Far from giving China a special deal, renewal of MFN confers on it a trading status equal to that enjoyed by most other nations. Simply put, it gives China normal trade status. It is not being granted as a favor to China.

The President is renewing MFN for China because he believes it advances critical U.S. interests at a time when China is at a critical turning point. Maintaining our overall relationship with China enables the U.S. to engage China in the months and years ahead, to enhance areas of cooperation and to pursue American interests in areas where we differ. That engagement can help determine whether China becomes a destabilizing threat or a constructive force in Asia and in the world.

Substantial U.S. interests are at stake and renewal of MFN best advances those interests. Revoking MFN would raise average tariffs on Chinese imports from 5% to 45%. It would effectively sever our economic relationship with China, undermining our capacity to influence China in a broad range of areas, including human rights, nonproliferation, trade, Taiwan relations and others. It is a clumsy and counterproductive instrument that would set us down the wrong path. It would reverse three decades of bipartisan China policy and would seriously weaken our influence not only in China, but throughout Asia.

Revoking MFN would also undermine America's economic interests. U.S. exports to China support 170,000 American jobs and have been growing at a rate of 20% a year. Chinese retaliation would imperil or eliminate these jobs, exclude American companies and workers from future business in one of the world's most dynamic markets and give an open field to our competitors.

Furthermore, revoking MFN would only set back efforts to promote human rights and democracy in China. Whether by telephone, fax, e-mail or daily contact, Chinese citizens are receiving a greater understanding of American ideals of personal, political and economic freedom. This influx of new ideas and information has helped fuel China's transformation over the last 20 years. Revoking MFN would cut those links and set back a dialogue that is feeding China's development for the next century.

At the same time, the U.S. will continue to stand with those who are fighting for freedom and human rights in China, as we did last month in cosponsoring a resolution in the U.N. Human Rights Commission condemning China's human rights record. We continue to have serious concerns about China's human rights practices and we will continue to press China on these matters. But revoking MFN is not the right way to make fundamental human rights progress.

Revocation of MFN status would not advance the interests of Taiwan or Hong Kong. The economies of both of these countries are enormously dependent on continued trade between the U.S. and China. That trade has contributed to the prosperity - and in turn - the establishment of a strong democracy on Taiwan. For Hong Kong, a strong and vibrant economy is an important way of supporting its autonomy as it moves toward the transition to Chinese sovereignty. That is why even those in Hong Kong who are most critical of China support renewal of MFN.

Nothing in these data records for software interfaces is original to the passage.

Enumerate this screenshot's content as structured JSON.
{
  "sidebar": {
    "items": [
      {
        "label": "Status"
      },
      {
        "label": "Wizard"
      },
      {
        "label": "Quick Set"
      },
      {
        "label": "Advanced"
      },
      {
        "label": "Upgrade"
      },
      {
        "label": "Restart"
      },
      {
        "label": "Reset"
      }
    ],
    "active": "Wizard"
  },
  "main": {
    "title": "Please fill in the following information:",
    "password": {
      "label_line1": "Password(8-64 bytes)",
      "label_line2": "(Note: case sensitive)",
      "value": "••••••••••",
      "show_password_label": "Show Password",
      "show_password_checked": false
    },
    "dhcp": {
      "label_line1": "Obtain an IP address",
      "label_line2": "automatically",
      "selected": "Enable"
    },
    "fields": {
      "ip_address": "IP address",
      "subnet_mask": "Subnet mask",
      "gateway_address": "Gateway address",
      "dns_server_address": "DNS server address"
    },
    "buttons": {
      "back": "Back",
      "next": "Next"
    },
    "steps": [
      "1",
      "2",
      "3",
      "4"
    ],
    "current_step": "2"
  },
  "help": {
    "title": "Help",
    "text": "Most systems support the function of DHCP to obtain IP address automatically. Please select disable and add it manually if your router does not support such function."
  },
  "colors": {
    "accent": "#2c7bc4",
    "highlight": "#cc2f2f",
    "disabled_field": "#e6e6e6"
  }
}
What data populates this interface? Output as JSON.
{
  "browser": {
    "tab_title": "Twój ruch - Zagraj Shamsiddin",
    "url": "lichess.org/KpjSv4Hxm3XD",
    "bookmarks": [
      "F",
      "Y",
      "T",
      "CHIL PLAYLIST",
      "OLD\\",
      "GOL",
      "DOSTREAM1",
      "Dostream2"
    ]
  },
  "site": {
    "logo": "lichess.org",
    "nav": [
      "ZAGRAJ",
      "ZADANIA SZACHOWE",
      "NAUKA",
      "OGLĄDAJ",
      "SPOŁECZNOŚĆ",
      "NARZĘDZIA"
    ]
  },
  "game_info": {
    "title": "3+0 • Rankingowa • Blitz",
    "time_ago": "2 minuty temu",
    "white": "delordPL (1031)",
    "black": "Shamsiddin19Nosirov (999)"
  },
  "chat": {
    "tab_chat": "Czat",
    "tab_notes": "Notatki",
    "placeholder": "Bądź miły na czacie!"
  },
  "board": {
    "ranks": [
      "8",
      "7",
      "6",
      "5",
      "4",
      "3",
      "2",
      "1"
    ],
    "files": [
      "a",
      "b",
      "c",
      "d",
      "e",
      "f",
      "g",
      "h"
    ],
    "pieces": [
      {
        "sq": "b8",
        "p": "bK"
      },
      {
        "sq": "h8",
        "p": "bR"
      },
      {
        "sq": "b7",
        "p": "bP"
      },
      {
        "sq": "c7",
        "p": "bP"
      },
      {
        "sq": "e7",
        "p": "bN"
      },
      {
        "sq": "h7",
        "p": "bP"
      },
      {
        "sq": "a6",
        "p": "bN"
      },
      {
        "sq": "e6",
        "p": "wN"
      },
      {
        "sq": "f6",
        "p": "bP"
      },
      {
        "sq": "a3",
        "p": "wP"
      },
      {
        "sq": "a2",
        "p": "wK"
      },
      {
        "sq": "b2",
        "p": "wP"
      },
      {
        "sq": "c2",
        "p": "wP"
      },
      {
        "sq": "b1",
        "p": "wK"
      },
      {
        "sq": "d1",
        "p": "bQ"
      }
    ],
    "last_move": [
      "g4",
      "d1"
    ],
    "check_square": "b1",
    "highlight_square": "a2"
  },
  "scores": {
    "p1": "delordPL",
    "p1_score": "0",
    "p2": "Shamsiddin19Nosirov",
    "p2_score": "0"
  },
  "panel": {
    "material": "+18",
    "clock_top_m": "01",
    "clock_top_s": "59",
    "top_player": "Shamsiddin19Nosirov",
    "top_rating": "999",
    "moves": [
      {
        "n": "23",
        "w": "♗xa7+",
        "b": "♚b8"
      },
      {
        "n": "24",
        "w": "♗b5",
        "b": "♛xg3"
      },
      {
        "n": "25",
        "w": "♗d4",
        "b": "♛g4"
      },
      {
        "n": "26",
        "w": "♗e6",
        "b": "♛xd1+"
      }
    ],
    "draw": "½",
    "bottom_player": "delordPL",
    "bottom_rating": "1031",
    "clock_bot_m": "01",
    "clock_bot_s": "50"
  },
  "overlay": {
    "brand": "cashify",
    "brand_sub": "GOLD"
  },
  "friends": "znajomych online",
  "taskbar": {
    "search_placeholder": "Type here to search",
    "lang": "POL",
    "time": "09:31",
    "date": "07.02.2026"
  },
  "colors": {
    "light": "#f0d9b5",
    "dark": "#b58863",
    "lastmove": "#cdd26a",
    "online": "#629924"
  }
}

Engagement with China does not mean acquiescence in Chinese policies or practices we oppose. The President has demonstrated that he is prepared to use sanctions and other means at his disposal to promote America's goals regarding China, whether it is protecting U.S. intellectual property, deterring dangerous proliferation or promoting human rights. These are the right tools to use in advancing U.S. interests. Revocation of MFN is not.